In Pakistan, just talking about rape and sexual violence is a cultural taboo. But bringing a case through the Pakistani courts and discerning truth from fiction is dangerous, complicated and, and as filmmakers Habiba Nosheen and Hilke Schellmann learned, fraught with challenges.
When 13-year-old Kainat Soomro accused four men of gang rape, she risked everything: her reputation, her education and even her life. “Outlawed in Pakistan” explores the country’s flawed justice system through the lens of her complicated case.
A federal judge Thursday sentenced a Chicago immigration consultant to 14 years in prison for his role in supporting the Pakistani terrorist group that worked with Pakistan’s intelligence service to carry out the 2008 Mumbai attacks and plot a follow-up strike in Denmark.
Earlier this week the State Department announced that two former Pakistani intelligence directors are immune from the wrongful death lawsuit filed by the families of Americans killed in the 2008 Mumbai attacks.
As the world closely watches the fate of Malala Yousafzai, the 14-year-old Pakistani schoolgirl fighting for her life after being gunned down by the Taliban last week, the pressure is on Pakistan to bring her attackers to justice.
The Obama administration’s decision to designate the leadership of Pakistan’s Lashkar-e-Taiba group as terrorists last week sends a pointed, if largely symbolic, message to a Pakistani government that remains unable or unwilling to crack down on the extremist organization.
Zabiuddin Ansari’s statements to Indian police have reinforced evidence of Pakistani intelligence’s role in a terror plot that killed six Americans at the same time Pakistan was receiving billions of dollars in U.S. aid.
Afghanistan’s former spy chief Amrullah Saleh told NPR this morning that the new strategic partnership agreement with the U.S. is a good step, but warns of the consequences if the U.S. engages in talks with the Taliban.

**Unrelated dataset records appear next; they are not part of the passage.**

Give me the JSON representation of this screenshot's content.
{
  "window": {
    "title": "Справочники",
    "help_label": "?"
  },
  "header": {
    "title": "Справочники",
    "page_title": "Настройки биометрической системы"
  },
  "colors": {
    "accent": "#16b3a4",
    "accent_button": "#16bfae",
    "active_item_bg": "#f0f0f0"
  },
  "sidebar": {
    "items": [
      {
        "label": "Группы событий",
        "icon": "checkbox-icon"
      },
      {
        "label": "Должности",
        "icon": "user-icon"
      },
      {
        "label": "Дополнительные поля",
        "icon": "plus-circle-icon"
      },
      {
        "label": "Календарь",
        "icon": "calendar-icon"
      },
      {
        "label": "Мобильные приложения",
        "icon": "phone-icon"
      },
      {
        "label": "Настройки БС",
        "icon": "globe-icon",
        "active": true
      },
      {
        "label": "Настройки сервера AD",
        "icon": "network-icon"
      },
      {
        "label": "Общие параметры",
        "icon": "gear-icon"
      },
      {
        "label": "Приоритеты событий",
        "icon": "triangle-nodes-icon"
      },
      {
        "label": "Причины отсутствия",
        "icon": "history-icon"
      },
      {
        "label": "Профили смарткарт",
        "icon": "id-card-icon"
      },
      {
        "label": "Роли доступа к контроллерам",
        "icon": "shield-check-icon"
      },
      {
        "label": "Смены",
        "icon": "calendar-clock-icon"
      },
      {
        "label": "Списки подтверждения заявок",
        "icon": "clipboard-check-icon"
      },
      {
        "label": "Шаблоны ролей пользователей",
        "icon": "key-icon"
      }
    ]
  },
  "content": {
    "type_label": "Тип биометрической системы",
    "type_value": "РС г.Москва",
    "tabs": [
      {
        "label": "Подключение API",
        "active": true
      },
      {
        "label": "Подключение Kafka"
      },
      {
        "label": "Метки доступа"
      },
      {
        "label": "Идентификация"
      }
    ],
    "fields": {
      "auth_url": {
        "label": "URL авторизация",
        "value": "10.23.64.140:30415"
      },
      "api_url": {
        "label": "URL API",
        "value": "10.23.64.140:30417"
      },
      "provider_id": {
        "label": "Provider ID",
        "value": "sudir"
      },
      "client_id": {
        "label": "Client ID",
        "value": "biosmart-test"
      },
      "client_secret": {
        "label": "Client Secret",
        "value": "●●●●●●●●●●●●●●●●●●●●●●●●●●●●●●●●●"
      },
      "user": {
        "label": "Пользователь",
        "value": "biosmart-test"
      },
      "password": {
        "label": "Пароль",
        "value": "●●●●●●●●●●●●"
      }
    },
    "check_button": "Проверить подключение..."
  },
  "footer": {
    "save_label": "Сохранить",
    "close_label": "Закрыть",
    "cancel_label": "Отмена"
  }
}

Khalil Dale, a British aid worker employed by the International Committee of the Red Cross (ICRC), was found dead in Pakistan yesterday, almost four months after he was kidnapped while he was driving home from his office in Quetta.
After months of negotiations, the U.S. and Afghanistan reached an agreement on Sunday that will transfer more control of controversial night raid operations to Afghan forces, allowing the two governments to move ahead in negotiating a broader strategic-partnership agreement.
The U.S. and Afghanistan are near reaching a deal that would give Kabul greater control over night raids — the controversial signature tactic of the U.S.-led kill/capture campaign in the country — and allow the two governments to move ahead in negotiating a broader strategic-partnership agreement.
The day after the U.S. announced up to a $10 million reward “for information leading up to the arrest and conviction of Hafiz Mohammad Saeed,” the suspected mastermind of the 2008 Mumbai terror attacks brazenly took to the media to defend himself.
“He presides over a campaign that has killed thousands of Islamist militants and angered millions of Muslims,” wrote The Washington Post’s Gregg Miller, in a rare profile of the head of the CIA’s Counterterrorism Center (CTC). “But he is himself a convert to Islam.”
In the wake of the March 11 bloody shooting rampage allegedly carried out by Army Staff Sgt. Robert Bales, the U.S. has found itself in a vulnerable position as it attempts to negotiate a strategic-partnership agreement with the Afghan government.
A nearly-six-month-long investigation published by the Associated Press on Friday tracks with earlier studies that found 70 to 80 percent of those killed in CIA drone strikes in Pakistan are militants.
There’s no shortage of thorny issues currently facing Pakistan’s intelligence chief — and Lt. Gen. Ahmed Shuja Pasha’s term as director-general of the Inter-Services Intelligence (ISI) is set to expire on March 18.
CIA drone strikes in Pakistan have killed “dozens of civilians” who had gone to help rescue victims of drone strikes or were attending funerals for the victims of previous strikes, a new report by British and Pakistani journalists asserts.
The BBC reports today that a classified NATO report leaked to the news organization “fully exposes for the first time the relationship between the Pakistani intelligence service (ISI) and the Taliban.”
(60 minutes) FRONTLINE's 10,000 mile journey that conveys just what the U.S. is up against. (Web site »)
Mar. 5, 1985
Buying the Bomb
(60 minutes) Pulitzer Prize-winning investigative reporter Seymour Hersh presents his first television investigation for Frontline. After six months of work, Hersh uncovers the story of a Pakistani businessman who tried to ship electrical devices which can be used as nuclear bomb triggers out of the US to Pakistan.
Dec. 11, 1984
Red Star Over Khyber
(60 minutes) In 1979, the Soviet Union invaded Afghanistan. On the fifth anniversary of the invasion, Frontline correspondent Richard Reeves reports from Afghanistan and Pakistan, examining the stalemate in the Persian Gulf and the pressure placed on Pakistan to accept over one million Afghan refugees.